Murder and Robbery!

The Local Studies Library recently received a donation of three Derby Mercuries from 1768. At once we noticed the following in June 10th 1768:

“WHEREAS Mr. THOMAS OLDHAM, of Aldercar near Heanor, in the County of Derby, left his Houfe near Three o’Clock on Monday the 23d of May laft, fet out for Crumford, in order to pay Half a Year’s Rent (which is upwards of Eighty Pounds) to William Milnes, Efq; and was feen on the Road within two Miles of that Place, and has not fince been either feen or heard of by any of his Friends, (tho’ diligent Search has been made.) It is therefore apprehended he was robb’d and murder’d, as the Grey Mare and the very Switch he rode with, was found in a Pafture near Crumford, the Saddle had fome few Spots on it which appear’d like Blood.

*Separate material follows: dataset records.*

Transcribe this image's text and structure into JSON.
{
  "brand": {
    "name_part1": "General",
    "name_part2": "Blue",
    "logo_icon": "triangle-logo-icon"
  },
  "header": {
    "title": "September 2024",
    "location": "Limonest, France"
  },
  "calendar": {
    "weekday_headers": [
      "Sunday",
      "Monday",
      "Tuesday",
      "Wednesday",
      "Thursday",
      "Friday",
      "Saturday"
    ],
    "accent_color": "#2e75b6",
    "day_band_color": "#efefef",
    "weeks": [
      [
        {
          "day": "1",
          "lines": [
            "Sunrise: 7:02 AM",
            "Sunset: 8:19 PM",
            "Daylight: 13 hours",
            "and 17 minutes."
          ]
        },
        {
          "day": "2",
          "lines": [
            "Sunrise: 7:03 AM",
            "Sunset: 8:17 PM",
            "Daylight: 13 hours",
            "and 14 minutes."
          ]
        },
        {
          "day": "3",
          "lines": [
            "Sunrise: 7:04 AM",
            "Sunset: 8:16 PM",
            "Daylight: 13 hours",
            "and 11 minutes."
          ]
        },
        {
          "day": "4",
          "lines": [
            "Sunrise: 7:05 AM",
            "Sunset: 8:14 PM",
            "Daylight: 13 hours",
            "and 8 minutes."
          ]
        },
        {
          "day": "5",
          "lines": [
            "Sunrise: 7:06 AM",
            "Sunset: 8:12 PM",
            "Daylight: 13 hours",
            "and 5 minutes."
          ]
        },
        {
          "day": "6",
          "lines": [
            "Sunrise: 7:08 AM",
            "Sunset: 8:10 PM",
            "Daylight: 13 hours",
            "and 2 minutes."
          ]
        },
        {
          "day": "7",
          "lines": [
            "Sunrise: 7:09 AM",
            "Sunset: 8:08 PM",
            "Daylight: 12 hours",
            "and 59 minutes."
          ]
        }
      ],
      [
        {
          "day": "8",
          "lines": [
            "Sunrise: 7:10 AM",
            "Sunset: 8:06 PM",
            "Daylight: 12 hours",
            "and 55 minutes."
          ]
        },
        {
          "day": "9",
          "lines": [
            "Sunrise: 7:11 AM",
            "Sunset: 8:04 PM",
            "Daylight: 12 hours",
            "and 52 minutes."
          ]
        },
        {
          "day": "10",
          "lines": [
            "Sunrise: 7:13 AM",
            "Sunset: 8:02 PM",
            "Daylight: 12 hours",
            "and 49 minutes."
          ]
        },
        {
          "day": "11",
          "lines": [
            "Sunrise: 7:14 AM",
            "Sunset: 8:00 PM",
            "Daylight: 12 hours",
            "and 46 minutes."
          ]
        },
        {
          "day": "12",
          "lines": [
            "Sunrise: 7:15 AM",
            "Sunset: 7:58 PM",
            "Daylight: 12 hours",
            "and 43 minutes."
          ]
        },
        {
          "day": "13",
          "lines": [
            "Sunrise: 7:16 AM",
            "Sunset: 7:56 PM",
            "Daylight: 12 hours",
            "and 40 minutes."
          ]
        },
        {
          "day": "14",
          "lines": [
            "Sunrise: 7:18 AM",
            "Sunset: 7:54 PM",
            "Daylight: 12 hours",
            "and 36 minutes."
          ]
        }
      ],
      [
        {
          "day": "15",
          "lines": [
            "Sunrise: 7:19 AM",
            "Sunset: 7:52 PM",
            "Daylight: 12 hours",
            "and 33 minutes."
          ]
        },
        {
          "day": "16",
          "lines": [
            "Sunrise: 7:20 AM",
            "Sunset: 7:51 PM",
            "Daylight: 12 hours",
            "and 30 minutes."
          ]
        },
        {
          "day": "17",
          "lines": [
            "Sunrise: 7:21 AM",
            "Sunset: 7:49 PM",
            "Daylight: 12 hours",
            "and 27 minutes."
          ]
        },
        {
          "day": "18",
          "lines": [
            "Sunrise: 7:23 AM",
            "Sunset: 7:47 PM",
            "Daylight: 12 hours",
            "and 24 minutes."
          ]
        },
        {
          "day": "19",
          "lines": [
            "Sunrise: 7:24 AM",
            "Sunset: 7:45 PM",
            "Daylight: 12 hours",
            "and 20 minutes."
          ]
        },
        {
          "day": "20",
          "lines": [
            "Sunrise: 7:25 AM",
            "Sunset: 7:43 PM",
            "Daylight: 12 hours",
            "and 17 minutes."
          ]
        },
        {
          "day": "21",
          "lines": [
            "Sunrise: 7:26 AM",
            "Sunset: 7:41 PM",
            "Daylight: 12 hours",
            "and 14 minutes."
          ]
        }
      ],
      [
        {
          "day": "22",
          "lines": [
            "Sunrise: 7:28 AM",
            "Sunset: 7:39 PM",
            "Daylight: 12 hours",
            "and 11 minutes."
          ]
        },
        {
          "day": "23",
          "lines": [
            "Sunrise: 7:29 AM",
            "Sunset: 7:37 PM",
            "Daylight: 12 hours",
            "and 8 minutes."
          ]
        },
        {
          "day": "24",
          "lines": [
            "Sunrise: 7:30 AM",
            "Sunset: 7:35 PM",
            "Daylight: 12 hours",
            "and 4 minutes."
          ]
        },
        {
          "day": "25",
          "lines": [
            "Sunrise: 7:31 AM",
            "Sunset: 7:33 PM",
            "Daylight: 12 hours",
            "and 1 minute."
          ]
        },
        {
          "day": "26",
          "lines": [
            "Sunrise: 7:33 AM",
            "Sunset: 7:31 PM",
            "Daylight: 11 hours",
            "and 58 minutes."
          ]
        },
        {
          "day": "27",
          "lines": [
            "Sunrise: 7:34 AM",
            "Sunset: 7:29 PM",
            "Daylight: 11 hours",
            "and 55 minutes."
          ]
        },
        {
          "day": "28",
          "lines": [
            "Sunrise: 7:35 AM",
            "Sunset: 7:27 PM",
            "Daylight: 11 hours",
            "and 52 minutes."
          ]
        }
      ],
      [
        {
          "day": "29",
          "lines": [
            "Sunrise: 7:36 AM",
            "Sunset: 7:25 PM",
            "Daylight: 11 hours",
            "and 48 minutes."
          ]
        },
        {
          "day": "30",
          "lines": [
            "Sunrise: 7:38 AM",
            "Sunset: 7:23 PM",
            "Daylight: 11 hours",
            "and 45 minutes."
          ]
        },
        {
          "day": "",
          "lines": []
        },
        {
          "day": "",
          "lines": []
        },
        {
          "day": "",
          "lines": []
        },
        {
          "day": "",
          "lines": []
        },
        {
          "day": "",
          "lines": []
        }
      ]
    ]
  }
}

He was a well-looking Man about 37 Years of Age, of about Five Feet Eight Inches, had on a blue Surtout Riding Coat, Brafs Buttons on it inlaid with Steel, brown Coat and Waift-coat with Buttons the fame Colour, black Worfted Breeches and Stockings, a new Pair of Pumps (black on the Grain,) plated Buckles, white Wig, and commonly wore his Hat cock’d.

A Reward of Twenty Guineas will be given to any Perfon that can (or will) difcover where the Body of the faid Mr. Thomas Oldham now is; or if two or more have been concerned in the Murder and Robbery, and one will impeach the other, fuch fo impeaching fhall be admitted Evidence, on the Profecution, and on Conviction of the Murderer, be entitled and paid the fame Reward of Twenty Guineas, by Mrs. Oldham of Aldercar, or by William Milnes, Efq; at Crumford in Derbyfhire.

N. B. Notwithftanding the idle Reports tha have been propagated, the Friends of the unfortunate Mr. Oldham, do affure the Public, that he never deferted his Family, or was ever abfent from Home or undertook a Journey to any Place, diftant more than 10 Miles from Home, unknown to his Wife and Famly; and the Reafon for now fo particularly defcribing his Cloaths, arifes from the Hopes that fhould any part of them be offered to pawn or Sale; it might lead to a Difcovery of the Murderers if fuch there be.


On This Day: ‘Spitfire in Court’

From the Alfreton and Belper Journal, 3rd December 1909:



An extraordinary statement was made by a prisoner at the Chesterfield Borough Police Court, on Monday, the person in question giving the name of Luke Spitfire, of no fixed address, who was something of a “spitfire” by nature.

The man was charged with stealing a Bible, valued at 50s., from the Chesterfield Parish Church, on Saturday, and evidence was given that prisoner was seen to emerge from the building with the book underneath his coat.  Benjamin Gascoigne, a young man living in Durrant road, Chesterfield, asked Spitfire what he was doing with the Bible, and he replied that he was going to sit down and read it, although it was too dark to do so.  Police-constable Kee arrested the man, who made no answer to the charge.

Spitfire loudly requested the attendance of the priests to identify the Bible as the property of the church.  Having entered a plea of guilty, the accused went on to make the following amazing statement: “I have been a ratepayer for 20 years, and of course every ratepayer helps to keep the Bishops and the priests and everybody else between, and supposing I was stealing the Bible, I was only stealing part of my own property.  (Laughter).  It is no earthly use to me, because what is in the book I have swallowed.  I claim to be tried by my peers.  I am a B.A. and an educated man, and I am the same as Lord Byron, when he committed murder, he claimed to be tried by the Lords, and he got off.  I claim to be tried by my equals and not by ‘vagabones’.”  (Laughter).

Sentence of 28 days’ hard labour was passed.

The County Local Studies Library holds the Alfreton (and Belper) Journal, 1870-1935 – just ring to book a microfilm reader.